However, commercial radio chiefs are confident that the medium will be able to maintain its share of what the Central Office of Information (COI) does spend.
Government spending on advertising is set to drop by 50% in the current financial year with an immediate freeze on “non-essential” spending put in place by the coalition administration last month.
Cuts of this kind could hit radio hard, according to analysts, because of the amount of revenue generated by public sector money.
According to Nielsen Media Research, commercial radio derived almost a quarter (24.96%) of its revenue from the COI in the year to 10 February with £58.1m spent by the communications department in the period, up from £48.1m a year earlier.
The COI’S use of radio is also on the rise, focussing 25.97% of its spend on radio in the year to March, up from 21.89% 12 months earlier, according to NMR.
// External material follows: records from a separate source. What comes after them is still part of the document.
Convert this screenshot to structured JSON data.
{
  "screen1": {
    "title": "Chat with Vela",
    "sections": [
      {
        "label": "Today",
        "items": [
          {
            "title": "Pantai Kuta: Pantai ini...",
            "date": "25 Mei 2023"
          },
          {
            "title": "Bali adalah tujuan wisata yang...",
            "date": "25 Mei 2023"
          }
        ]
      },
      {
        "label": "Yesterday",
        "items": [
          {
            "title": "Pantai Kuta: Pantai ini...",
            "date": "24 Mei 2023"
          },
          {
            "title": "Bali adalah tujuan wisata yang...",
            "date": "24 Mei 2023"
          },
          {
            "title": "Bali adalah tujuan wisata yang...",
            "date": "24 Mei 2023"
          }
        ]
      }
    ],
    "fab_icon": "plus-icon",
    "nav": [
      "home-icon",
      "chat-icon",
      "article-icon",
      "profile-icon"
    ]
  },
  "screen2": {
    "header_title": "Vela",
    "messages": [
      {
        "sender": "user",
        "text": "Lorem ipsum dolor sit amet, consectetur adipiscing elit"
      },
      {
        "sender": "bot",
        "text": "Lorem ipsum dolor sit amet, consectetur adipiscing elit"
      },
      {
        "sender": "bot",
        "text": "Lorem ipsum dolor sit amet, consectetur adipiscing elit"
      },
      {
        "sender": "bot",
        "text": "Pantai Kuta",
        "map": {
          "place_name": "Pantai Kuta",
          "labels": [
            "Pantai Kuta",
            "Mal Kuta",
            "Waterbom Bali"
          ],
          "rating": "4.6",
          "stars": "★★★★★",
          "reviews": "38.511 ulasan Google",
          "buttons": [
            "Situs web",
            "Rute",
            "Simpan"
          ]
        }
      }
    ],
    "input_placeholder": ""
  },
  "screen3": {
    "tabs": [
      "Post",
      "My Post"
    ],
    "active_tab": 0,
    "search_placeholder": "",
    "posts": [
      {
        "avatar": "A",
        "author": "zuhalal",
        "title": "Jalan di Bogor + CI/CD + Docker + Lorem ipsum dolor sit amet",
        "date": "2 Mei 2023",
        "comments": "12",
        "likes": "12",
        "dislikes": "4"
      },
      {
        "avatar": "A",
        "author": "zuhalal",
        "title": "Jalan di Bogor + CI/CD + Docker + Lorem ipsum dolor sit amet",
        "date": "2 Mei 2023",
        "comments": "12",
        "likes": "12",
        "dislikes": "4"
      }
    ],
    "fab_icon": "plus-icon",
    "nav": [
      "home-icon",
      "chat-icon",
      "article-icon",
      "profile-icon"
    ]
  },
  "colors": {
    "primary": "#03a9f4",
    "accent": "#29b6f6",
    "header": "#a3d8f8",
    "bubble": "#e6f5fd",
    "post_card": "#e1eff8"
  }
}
Commercial radio’s biggest players, Global Radio and Bauer Media will also expect to see a dent in their advertising revenues. According to Billetts Media Monitoring, the COI spent 7% of its 2009 outlay at Global stations including Heart and Capital, while Bauer Media, which also includes magazines, saw 5% of the COI’s money.
Grant Goddard, independent radio analyst, says commercial radio will be “hardest hit” by any cut to the COI budget because of its current reliance on the public purse.
Commercial radio chiefs will be hoping the sector’s recent recovery is not reversed by the anticipated drop in revenue from the COI. A recent WARC/AA study found that radio grew its share of the total display advertising market from 5.8% to 5.9% in 2009, while revenue increased by 6.3% in the final quarter of 2009.
The sector also registered its highest listening figures since 2002 in the first three months of the year with over 32 million people tuning in each week.
Simon Redican, managing director of the Radio Advertising Bureau, says although radio will not be immune from the cuts, it is “well placed” to “fight its corner” and be included in the campaigns that do escape the axe.
“If the Government takes a line by line approach to reviewing advertising spending then radio is in a good position,” he says.
“In audience terms, radio continues to attract hard to reach audiences and allows national government to speak at a local level. What’s more, in investment terms, radio is easily the most cost efficient medium for tax payers’ money.
As such, we are optimistic that radio’s strengths will be recognised as COI budgets come under ever greater scrutiny,” he adds.